“Traveler-centric buying recognizes the pivotal role of the Internet is selling/purchasing business travel components and services . . . [and] views business travelers to be seen as consumers and leisure travelers in order to leverage consumer applications in business travel.”
Establishing a traveler-centric program requires a fundamental shift in corporate buying practices in order to recognize the demands of the traveler and/or advancements in technology that help serve that traveler. In my opinion, travel managers have no choice but to find a balance; and need to offer an experience comparable to that in the consumer market, while simultaneously maintaining the control they need to meet all of their corporate objectives around policies and preferred suppliers. When all is said and done, only a superior end-user experience will increase employee productivity and drive adoption, especially in a non-mandated environment.
Over the years we’ve been at the forefront of educating corporate buyers on the value of adopting a traveler-centric approach. Our mobile product which launched in May 2008, was built with the end user and the enterprise in mind – we believe this is where technology should be. Today, the majority of Rearden Personal Assistant clients have embraced the mobile app and willingly promote it to their end-users because it enhances their program while providing a great user experience. These companies understand the importance of a mobile solution and simply want to offer their end-users the best possible experience, but are not willing to sacrifice anything relative to the overall management of their program, and in our opinion, they shouldn’t have to. Not all mobile apps are created equal. In fact, based on overwhelming demand, we’ve enabled our mobile application for use with other booking tools.

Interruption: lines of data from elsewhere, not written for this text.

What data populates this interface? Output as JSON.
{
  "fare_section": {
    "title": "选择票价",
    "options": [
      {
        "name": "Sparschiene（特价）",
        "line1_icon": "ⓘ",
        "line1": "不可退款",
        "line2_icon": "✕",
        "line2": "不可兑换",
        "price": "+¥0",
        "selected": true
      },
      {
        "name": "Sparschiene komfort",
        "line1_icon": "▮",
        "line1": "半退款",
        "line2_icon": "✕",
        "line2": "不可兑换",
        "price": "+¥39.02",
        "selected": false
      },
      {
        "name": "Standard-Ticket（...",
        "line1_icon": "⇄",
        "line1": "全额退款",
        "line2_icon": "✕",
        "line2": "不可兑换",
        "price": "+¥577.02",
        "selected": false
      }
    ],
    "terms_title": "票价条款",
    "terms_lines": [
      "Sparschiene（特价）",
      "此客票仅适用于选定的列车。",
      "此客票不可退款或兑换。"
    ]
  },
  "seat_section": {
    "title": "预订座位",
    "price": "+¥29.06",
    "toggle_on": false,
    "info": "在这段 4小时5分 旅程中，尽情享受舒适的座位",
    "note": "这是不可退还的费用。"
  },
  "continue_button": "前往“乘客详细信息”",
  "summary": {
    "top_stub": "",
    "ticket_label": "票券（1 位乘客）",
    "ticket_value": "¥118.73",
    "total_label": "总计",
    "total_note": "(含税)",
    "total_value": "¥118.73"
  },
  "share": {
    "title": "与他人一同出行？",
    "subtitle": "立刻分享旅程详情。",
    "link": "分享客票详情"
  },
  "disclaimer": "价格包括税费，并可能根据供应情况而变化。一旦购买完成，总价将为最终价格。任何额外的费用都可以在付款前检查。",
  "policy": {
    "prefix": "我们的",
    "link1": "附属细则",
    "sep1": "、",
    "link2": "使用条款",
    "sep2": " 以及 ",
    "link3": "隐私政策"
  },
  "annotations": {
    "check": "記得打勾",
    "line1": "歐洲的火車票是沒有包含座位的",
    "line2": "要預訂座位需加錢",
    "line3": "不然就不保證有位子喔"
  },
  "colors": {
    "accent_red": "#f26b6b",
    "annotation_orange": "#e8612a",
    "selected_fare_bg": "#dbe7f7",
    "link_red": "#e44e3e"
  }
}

At the end of the day, companies can spend thousands of dollars marketing to travelers, buyers, procurement execs, whomever, but when all the chips are counted, it’s the product that is evaluated and ultimately considered “traveler-centric” . . . or not.
As native New Yorkers, Mike and I are often mistaken for Johnny Drama and Turtle. I’ll let you figure out who is who. Awe, c’mon Mikey, let’s “hug it out!” When does Entourage’s next season start? I love that show. HBO’s tagline refers to its original programming as thought provoking and entertaining, just like our webinars.
Have you heard the one about the TMC exec, the corporate travel buyer, and the travel technology expert who walk into a bar? Neither have I, but I’m sure more madness ensued than with the priest, rabbi and minister. (more…)
by Mike and Tony
Don’t get the reference above? Ask your kids. While you’re at it, observe how they’ve adopted technology. Whether or not you choose to embrace it, your business travelers are, and right now there is nothing hotter than mobile technology. BTN tells us that 92% of business travelers have a smartphone and most of them are looking for apps (applications, not pigs ‘n blankets or bruschetta) that simplify their lives. Just like McDonald’s, Apple’s served up more than a billion apps.
In less than 2 years, OpenTable users have booked more than 2 million dining reservations straight from their mobile phones. Facebook has 100 million mobile users, and its mobile growth now exceeds that of its desktop version. We don’t make this up. About a year ago, Wall Street Journal reporter, Nick Wingfield, explained that, “many travelers are now using smart phones the way they once used laptops.” He backed this up with In-Stat data in which 52% of travelers said they could ultimately envision a smartphone completely replacing their computer.
We’re not here to argue whether or not people will be editing Excel spreadsheets from their phones. Then again, would you have believed us a year ago if we predicted that 100 million people would be poking each other and desperately awaiting Snooki updates (isn’t that what people do on Facebook), all while on the go? The key takeaway here is that smartphones are now as powerful as computers and they are rapidly becoming the device of choice. (more…)